UDOT has been working on new storm drainage infrastructure alongside the Highway 191 widening project north of Moab. Kitchen said the project wasn’t quite completed, but even if it were, it was designed to handle waters from 50-year flood events, not storms of the magnitude seen this weekend. Kitchen said crews will need to conduct some clean-up before resuming work to finish the drainage project.

Kitchen added that UDOT has been busy cleaning up after floods throughout the state, typically removing mud and rocks, and sometimes timber from roadways. He said roadways near burn scars are particularly susceptible to flash flooding and debris flows.

Earlier this summer, the Bear Fire burned through an area above the town of Helper. On Aug, 1, rainfall in the area of the Bear Fire burn scar caused severe flooding that resulted in one death. KUTV reported Aug. 2 that flash flooding the previous day had killed a mine worker on his way to work at the Gentry Mountain Mine in Emery County, Utah. The man has been identified as 48-year-old Gary Nelson of Fairview, husband and father of three daughters.

“My brother in law was the rock of their family and the main supporter,” wrote Nelson’s sister-in-law on a GoFundMe page she set up for the family.
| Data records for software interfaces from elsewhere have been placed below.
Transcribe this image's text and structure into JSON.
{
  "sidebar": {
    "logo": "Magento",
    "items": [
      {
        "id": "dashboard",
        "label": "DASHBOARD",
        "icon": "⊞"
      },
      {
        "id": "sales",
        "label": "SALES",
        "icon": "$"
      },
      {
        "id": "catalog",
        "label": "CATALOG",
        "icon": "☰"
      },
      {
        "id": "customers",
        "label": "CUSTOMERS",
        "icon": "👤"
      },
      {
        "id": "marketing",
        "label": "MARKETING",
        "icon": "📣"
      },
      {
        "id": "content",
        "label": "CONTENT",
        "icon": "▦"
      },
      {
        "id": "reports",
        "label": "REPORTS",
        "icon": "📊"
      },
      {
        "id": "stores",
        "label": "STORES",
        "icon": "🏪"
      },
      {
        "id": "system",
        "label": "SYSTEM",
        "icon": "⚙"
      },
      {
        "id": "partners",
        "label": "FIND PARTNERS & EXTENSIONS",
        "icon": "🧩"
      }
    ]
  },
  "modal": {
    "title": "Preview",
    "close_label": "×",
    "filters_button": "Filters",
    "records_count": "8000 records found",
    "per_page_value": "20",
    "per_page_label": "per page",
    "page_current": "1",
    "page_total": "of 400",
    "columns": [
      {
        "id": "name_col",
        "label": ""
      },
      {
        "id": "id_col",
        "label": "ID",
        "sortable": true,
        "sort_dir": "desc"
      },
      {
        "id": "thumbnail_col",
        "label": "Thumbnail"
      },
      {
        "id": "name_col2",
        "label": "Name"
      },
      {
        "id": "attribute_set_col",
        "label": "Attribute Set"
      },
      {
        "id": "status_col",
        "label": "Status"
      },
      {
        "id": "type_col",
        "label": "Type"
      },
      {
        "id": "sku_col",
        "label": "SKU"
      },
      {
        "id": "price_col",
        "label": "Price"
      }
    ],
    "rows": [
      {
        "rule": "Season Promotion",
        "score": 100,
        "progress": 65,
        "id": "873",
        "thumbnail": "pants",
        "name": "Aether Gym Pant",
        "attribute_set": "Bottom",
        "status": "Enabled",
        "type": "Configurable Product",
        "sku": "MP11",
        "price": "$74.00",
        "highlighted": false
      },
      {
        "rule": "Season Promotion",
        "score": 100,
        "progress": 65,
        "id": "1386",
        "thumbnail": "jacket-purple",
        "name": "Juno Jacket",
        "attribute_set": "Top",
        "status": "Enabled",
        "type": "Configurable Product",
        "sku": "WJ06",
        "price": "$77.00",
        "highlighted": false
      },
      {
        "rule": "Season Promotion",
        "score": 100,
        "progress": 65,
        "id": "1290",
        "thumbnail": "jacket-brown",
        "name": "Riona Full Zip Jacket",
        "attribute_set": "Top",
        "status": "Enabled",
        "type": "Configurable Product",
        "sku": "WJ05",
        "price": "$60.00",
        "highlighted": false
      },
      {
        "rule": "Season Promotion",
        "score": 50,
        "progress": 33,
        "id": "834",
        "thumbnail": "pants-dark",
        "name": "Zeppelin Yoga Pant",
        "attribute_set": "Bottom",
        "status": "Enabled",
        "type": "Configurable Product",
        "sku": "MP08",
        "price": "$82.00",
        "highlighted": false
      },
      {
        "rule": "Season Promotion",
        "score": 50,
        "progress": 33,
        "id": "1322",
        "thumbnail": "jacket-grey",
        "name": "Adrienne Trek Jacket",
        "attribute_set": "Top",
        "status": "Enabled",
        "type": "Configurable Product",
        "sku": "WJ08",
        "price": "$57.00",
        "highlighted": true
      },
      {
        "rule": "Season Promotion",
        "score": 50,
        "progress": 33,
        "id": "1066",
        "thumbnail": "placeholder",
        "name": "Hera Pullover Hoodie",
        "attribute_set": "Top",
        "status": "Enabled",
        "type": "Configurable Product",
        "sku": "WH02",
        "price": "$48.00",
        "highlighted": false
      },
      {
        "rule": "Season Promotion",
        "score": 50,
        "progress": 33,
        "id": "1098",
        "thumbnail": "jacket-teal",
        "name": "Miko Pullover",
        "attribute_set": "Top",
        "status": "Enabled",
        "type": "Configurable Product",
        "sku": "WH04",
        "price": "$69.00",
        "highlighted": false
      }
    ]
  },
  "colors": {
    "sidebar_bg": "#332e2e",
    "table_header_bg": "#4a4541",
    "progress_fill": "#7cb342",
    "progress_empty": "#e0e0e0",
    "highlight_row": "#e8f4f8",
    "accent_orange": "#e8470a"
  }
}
Several other mine workers were also swept up in what was described as “a wall of water and debris.” They are expected to make full recoveries.

Kitchen also noted a recent flood north of Cedar City, which caused vehicles to float.

“These guys are fairly used to fast response on all this,” Kitchen said of UDOT crews, though he acknowledged, “They’ve been very busy these past several days.”

Erin Walter, meteorologist for the National Weather Service in Grand Junction, said that although the weather seems extreme, it’s within the normal range of monsoon patterns for the region. The Pack Creek burn scar, she said, is one factor amplifying flooding in response to all the rainfall.

“The soils that are burnt, that top layer, can’t absorb the water as quickly,” she explained, and that creates a huge sheet that sheds rainwater into drainages. That phenomenon contributed to the swelling of Pack Creek in previous flood events.

Walter also noted that much of Moab’s downtown has impermeable surfaces, so when water falls right over the city, it pools readily. When showers follow one another in quick succession, there’s no time for things to dry out in between soakings.

“We have had repetitive heavy rainstorms, so anything that could hold water was probably fully saturated and became more vulnerable to runoff,” Walter said.

Walter said the forecast for the coming weeks looks drier than last week, but noted that the monsoonal pattern could redevelop in the following week.